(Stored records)
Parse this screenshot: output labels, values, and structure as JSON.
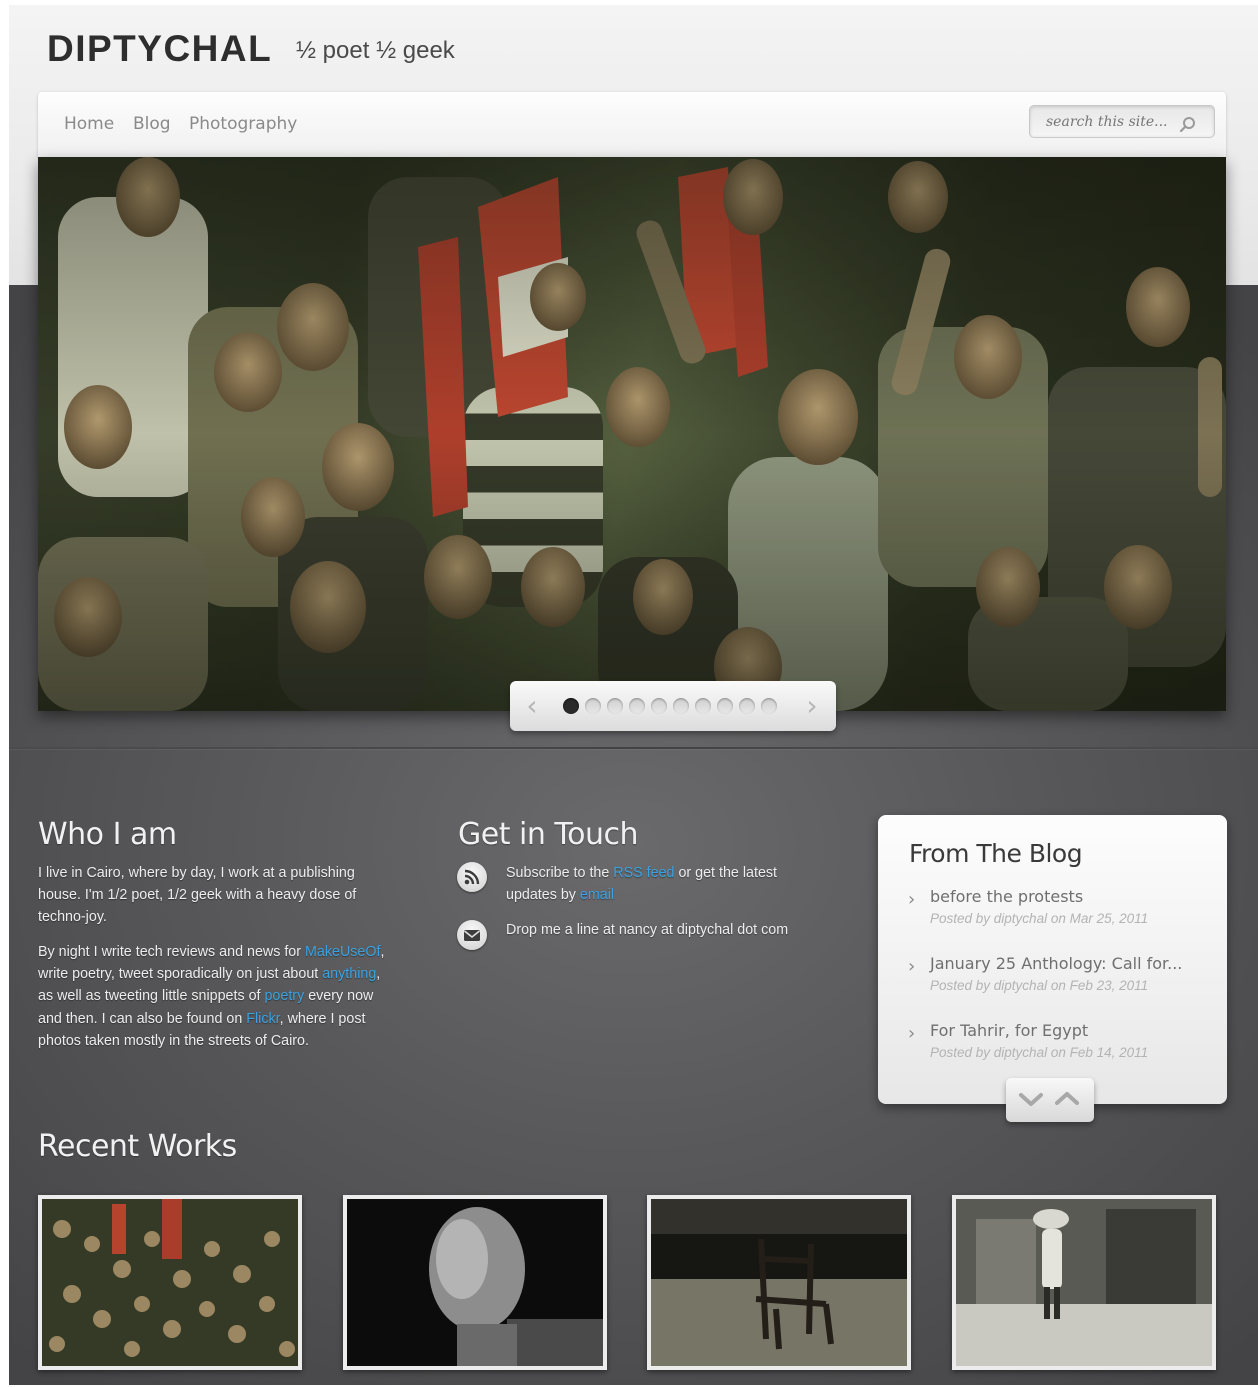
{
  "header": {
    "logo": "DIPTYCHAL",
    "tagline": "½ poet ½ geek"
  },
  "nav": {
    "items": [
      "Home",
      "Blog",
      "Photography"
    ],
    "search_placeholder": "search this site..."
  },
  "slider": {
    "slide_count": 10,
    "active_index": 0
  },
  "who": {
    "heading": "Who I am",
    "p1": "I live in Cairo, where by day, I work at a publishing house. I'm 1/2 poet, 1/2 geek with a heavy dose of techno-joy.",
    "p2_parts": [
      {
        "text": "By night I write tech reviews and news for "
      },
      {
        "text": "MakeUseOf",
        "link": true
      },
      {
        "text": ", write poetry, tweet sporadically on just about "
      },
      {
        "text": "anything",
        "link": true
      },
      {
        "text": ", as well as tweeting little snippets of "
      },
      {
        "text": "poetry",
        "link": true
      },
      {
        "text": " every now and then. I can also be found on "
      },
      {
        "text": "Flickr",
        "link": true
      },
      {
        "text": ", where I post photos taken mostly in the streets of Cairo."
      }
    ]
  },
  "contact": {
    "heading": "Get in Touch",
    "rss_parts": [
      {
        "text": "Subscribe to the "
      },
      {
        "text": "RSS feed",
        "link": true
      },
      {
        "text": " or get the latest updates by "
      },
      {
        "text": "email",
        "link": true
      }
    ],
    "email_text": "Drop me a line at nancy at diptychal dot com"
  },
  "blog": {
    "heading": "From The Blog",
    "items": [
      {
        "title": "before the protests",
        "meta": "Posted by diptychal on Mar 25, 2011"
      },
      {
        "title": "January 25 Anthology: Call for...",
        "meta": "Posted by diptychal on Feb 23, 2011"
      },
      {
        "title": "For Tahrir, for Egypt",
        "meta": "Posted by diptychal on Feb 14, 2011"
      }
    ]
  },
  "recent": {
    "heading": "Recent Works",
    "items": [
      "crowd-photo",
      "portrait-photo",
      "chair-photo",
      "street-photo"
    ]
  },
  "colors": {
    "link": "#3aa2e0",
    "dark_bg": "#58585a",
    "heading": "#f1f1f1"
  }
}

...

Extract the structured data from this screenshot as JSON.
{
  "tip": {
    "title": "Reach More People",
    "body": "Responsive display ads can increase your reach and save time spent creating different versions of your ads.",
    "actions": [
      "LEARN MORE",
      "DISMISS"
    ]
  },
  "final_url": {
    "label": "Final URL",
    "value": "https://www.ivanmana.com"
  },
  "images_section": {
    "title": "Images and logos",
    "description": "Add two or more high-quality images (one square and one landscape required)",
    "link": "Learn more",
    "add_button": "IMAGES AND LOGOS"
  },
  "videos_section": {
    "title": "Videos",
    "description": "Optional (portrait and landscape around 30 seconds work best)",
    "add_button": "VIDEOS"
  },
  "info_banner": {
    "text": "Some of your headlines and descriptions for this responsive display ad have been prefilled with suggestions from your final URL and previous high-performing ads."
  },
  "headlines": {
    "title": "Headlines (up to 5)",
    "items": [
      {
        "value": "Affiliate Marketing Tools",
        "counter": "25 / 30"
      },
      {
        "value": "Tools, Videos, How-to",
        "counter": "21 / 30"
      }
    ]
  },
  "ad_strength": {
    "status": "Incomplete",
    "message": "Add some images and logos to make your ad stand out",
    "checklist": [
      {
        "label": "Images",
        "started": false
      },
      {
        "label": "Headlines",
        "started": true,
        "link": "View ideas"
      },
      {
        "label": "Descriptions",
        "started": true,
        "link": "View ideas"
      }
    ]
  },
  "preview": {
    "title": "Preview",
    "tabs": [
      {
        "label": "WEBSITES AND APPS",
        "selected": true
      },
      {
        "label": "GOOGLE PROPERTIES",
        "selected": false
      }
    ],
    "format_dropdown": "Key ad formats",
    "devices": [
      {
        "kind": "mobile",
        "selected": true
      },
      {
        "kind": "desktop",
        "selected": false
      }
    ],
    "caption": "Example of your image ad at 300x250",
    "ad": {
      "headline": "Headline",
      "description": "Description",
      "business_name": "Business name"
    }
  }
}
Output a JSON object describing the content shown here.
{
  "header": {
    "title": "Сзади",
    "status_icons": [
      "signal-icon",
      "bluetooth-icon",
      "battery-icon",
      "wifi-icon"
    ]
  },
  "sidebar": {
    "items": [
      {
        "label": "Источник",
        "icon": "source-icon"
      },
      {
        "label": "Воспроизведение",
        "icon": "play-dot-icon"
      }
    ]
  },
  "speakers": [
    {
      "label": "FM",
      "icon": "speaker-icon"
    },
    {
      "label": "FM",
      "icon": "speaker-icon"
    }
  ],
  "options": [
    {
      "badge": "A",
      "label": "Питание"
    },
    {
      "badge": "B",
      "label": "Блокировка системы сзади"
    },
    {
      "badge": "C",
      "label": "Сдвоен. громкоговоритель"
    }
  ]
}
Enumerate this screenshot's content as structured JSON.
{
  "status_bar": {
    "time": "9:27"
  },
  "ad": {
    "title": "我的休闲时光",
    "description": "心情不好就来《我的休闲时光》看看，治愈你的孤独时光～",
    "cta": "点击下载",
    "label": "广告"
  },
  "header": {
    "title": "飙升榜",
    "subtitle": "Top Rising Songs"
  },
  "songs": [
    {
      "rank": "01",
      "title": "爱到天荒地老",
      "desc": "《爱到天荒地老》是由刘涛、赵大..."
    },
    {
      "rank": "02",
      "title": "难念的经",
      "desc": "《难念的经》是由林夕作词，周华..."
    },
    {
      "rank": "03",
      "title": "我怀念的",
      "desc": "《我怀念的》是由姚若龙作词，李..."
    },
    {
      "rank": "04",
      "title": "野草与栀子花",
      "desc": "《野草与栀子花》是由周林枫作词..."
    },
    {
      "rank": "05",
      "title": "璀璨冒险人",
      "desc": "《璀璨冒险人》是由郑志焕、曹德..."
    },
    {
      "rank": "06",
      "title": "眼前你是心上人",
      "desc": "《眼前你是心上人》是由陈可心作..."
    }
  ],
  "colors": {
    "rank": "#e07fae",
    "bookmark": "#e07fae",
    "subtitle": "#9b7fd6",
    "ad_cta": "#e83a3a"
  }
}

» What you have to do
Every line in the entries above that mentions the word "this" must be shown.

» Exercise answer
Parse this screenshot: output labels, values, and structure as JSON.
    "search_placeholder": "search this site..."
Extract the structured data from this screenshot as JSON.
    "text": "Some of your headlines and descriptions for this responsive display ad have been prefilled with suggestions from your final URL and previous high-performing ads."
Enumerate this screenshot's content as structured JSON.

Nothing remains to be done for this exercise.